Your objective ▸ Go through the entries and copy every line that has the string "заявки" in it.

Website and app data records
┏━━
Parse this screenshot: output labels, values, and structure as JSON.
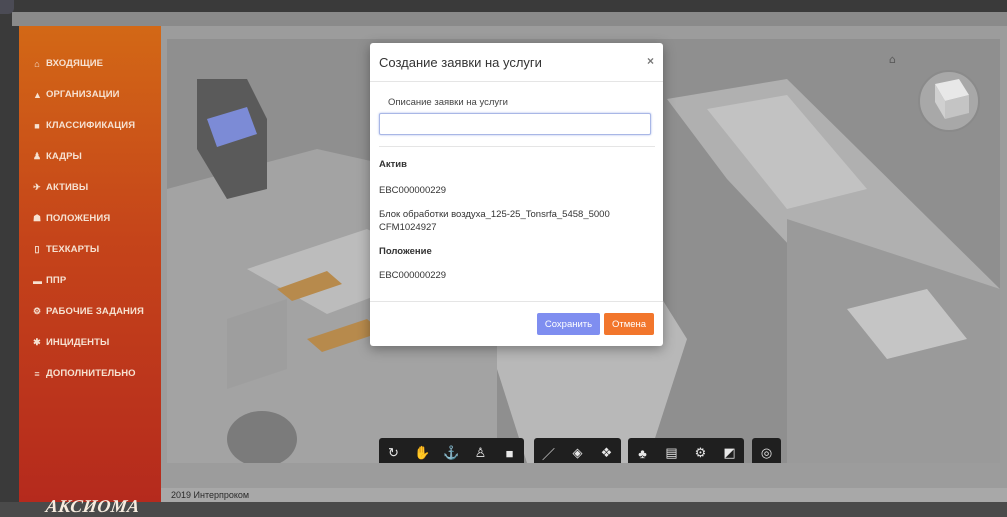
{
  "sidebar": {
    "items": [
      {
        "icon": "home-icon",
        "glyph": "⌂",
        "label": "ВХОДЯЩИЕ"
      },
      {
        "icon": "building-icon",
        "glyph": "▲",
        "label": "ОРГАНИЗАЦИИ"
      },
      {
        "icon": "book-icon",
        "glyph": "■",
        "label": "КЛАССИФИКАЦИЯ"
      },
      {
        "icon": "users-icon",
        "glyph": "♟",
        "label": "КАДРЫ"
      },
      {
        "icon": "plane-icon",
        "glyph": "✈",
        "label": "АКТИВЫ"
      },
      {
        "icon": "sitemap-icon",
        "glyph": "☗",
        "label": "ПОЛОЖЕНИЯ"
      },
      {
        "icon": "file-icon",
        "glyph": "▯",
        "label": "ТЕХКАРТЫ"
      },
      {
        "icon": "car-icon",
        "glyph": "▬",
        "label": "ППР"
      },
      {
        "icon": "gear-icon",
        "glyph": "⚙",
        "label": "РАБОЧИЕ ЗАДАНИЯ"
      },
      {
        "icon": "bug-icon",
        "glyph": "✱",
        "label": "ИНЦИДЕНТЫ"
      },
      {
        "icon": "menu-icon",
        "glyph": "≡",
        "label": "ДОПОЛНИТЕЛЬНО"
      }
    ],
    "logo_text": "АКСИОМА"
  },
  "footer": {
    "copyright": "2019 Интерпроком"
  },
  "viewer": {
    "toolbar_groups": [
      [
        "orbit-icon",
        "pan-icon",
        "zoom-icon",
        "walk-icon",
        "camera-icon"
      ],
      [
        "measure-icon",
        "section-icon",
        "explode-icon"
      ],
      [
        "model-tree-icon",
        "properties-icon",
        "settings-icon",
        "fullscreen-icon"
      ],
      [
        "focus-icon"
      ]
    ],
    "toolbar_glyphs": {
      "orbit-icon": "↻",
      "pan-icon": "✋",
      "zoom-icon": "⚓",
      "walk-icon": "♙",
      "camera-icon": "■",
      "measure-icon": "／",
      "section-icon": "◈",
      "explode-icon": "❖",
      "model-tree-icon": "♣",
      "properties-icon": "▤",
      "settings-icon": "⚙",
      "fullscreen-icon": "◩",
      "focus-icon": "◎"
    }
  },
  "modal": {
    "title": "Создание заявки на услуги",
    "close_glyph": "×",
    "description_label": "Описание заявки на услуги",
    "description_value": "",
    "asset_heading": "Актив",
    "asset_code": "EBC000000229",
    "asset_name": "Блок обработки воздуха_125-25_Tonsrfa_5458_5000 CFM1024927",
    "position_heading": "Положение",
    "position_code": "EBC000000229",
    "save_label": "Сохранить",
    "cancel_label": "Отмена"
  }
}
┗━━
Answer section ▸
    "title": "Создание заявки на услуги",
    "description_label": "Описание заявки на услуги",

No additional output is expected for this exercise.